I was first arrested in 1974. After that they arrested me numerous times. They wanted to make me a Ba'athist. I was a member of the Iraqi Communist party and wrote articles for the communist newspaper. I frequently criticised the government, describing it as a "gang", and pointed out that it had not managed to achieve anything good for the Iraqi people. Every time I wrote something they would come and arrest me. They usually took me to the security headquarters in Basra. They would then keep me prisoner for seven to 10 days. Later they shifted me to Abu Ghraib prison near Baghdad. I am a chemist by training and they forced me to work in the prison pharmacy. This carried on for eight years. Finally I retired. I carried on writing of course and won a prize for one of my short stories.
What should be done with Saddam? The Shia parties want him executed. My feeling is that there should be both international and Arab participation at his trial. A lot of very embarrassing things could emerge about Saddam's links with the outside world.

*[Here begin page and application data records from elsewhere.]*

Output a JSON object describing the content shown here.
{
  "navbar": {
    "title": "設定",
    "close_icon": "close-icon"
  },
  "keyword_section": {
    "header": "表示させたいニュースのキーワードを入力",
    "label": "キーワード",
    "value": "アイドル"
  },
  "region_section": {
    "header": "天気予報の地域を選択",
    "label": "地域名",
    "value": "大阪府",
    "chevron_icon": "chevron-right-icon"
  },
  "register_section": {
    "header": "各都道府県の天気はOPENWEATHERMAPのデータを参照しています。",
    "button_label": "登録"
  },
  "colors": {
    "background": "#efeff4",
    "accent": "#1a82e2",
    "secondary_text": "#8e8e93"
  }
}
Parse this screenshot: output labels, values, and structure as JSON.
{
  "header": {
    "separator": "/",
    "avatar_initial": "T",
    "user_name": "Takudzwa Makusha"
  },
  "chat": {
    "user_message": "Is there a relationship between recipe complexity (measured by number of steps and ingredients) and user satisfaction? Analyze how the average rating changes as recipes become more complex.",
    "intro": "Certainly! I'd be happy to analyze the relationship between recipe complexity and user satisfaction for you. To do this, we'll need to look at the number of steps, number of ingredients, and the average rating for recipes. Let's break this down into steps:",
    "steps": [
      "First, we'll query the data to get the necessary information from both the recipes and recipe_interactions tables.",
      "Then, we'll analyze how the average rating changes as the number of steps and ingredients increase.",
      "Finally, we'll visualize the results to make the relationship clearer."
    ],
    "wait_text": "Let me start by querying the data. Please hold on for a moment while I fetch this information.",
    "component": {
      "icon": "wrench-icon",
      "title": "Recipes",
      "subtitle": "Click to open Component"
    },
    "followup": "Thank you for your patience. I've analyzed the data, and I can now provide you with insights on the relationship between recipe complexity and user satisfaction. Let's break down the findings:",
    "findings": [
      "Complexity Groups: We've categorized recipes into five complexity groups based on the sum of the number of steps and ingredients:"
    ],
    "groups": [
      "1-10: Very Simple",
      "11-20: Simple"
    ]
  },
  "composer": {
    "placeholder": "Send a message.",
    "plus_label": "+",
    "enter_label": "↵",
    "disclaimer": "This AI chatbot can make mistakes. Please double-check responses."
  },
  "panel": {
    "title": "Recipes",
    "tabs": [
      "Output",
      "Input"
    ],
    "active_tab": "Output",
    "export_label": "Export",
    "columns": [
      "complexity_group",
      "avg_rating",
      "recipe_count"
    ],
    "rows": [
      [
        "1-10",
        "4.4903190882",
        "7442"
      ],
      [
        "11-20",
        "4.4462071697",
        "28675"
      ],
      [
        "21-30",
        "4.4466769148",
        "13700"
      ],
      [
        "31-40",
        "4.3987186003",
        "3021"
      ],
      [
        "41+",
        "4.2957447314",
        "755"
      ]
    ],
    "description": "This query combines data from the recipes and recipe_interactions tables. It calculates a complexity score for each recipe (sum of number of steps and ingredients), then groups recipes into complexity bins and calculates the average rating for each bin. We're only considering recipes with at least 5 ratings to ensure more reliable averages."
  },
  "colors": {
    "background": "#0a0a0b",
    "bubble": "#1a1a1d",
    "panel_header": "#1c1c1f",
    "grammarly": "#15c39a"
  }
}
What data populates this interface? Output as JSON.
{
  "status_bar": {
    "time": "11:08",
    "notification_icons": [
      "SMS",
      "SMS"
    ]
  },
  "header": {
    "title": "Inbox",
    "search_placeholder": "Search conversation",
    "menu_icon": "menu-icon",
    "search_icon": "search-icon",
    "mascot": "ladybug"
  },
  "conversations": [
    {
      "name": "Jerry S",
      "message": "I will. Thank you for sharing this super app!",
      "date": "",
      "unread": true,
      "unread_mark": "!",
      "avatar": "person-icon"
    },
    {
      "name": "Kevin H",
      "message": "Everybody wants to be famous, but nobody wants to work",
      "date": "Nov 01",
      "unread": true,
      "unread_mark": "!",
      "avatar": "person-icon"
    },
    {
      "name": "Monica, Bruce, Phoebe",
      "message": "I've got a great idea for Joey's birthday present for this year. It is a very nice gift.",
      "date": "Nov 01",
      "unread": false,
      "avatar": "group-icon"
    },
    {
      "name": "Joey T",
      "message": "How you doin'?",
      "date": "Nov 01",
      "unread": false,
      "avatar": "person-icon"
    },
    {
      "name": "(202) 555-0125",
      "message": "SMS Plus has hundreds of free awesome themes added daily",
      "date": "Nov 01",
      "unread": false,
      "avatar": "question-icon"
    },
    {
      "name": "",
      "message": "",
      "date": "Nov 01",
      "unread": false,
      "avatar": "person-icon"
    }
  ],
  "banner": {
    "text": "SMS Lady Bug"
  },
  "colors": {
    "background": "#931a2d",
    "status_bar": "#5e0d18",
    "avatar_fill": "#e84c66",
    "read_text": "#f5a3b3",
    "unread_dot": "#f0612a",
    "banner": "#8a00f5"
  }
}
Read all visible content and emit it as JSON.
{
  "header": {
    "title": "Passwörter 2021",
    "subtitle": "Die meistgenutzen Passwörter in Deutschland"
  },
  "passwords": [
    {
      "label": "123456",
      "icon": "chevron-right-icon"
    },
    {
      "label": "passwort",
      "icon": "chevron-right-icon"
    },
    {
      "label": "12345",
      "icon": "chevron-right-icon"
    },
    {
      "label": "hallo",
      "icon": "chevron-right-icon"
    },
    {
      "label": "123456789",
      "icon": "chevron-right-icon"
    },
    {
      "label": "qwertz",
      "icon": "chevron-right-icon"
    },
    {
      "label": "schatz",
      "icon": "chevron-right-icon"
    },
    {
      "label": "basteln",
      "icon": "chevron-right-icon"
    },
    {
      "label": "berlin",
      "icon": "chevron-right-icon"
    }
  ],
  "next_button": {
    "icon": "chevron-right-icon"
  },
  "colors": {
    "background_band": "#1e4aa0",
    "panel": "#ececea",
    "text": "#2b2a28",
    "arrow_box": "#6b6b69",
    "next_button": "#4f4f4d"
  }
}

Dr Mohammed Ahmed Salih
Physics lecturer, Baghdad University
There isn't much of an interface between physics and politics, and so I was obviously better off than many of my colleagues at Baghdad University during the long Saddam years. Nevertheless, many of the people I knew were arrested. Others fled to Libya, or to Jordan and to Europe. And of course the Saddam regime also interfered with our syllabus. A university is a place where people should be free to develop ideas of their own and develop a philosophy of life. Saddam took away the possibility of proper thought and replaced it with his Ba'athist ideology. I feel very strongly that an Iraqi court should try Saddam, and not an international one. He wasn't just a man: Saddam was a philosophy, a system; he was virtually a religion. We should try him. Saddam destroyed our lives and not the lives of people sitting comfortably in England. What he means to us Iraqis is completely different from what he means to you. You can't begin to understand. I was eight years old when Saddam came to power, and now I am 43. I feel that my life has been stolen from me.
Mohammed Darwish Ali
Journalist and editor, 43
Under Saddam the situation was very bad. His security forces and government simply controlled us the whole time. Like under any dictatorship, criticism was almost impossible. Instead, we had to resort to mythology and symbols to express our ideas. I was the editor of my newspaper's cultural section. Many of my colleagues were tortured and arrested. One of my close friends was arrested 10 days before the fall of Baghdad, after a friend of his came to see him from abroad. The Iraqi Mukhabarat suspected the friend of working for the opposition. Many other people were arrested too. Under Saddam, there was no real journalism in Iraq; it was simply ideological journalism controlled by the government. This was a dismal state of affairs. What should happen to Saddam? Well, obviously there should be some kind of public tribunal. But a tribunal is unlikely to satisfy the Iraqi people, given the huge crimes that Saddam committed. In my view, nobody has yet invented a sufficient punishment that could be applied to Saddam.
We poets in Iraq were a neglected bunch. We were not paid salaries by the poets' associations and societies and most of my work was published outside Iraq. One of my books of poetry appeared during Saddam's reign, but the most important poem in it was censored. I wasn't tortured myself, but I know plenty of people who were. When they found Saddam in his hole I was delighted. I saw the news on TV and danced round my living room. My mother came in and asked me what the fuss was about. I told her that Saddam had been captured. I felt so happy. I was listening to Kuwait Radio and immediately turned on the BBC.
There is only one possibility now for Saddam: he has to be hanged. He has committed too many murders of Iraqi people, of Iranians and of Kuwaitis for there to be any other way. He has used biological weapons against the Kurds. And don't forget that back in 1979 he killed most of his friends. We need some form of justice.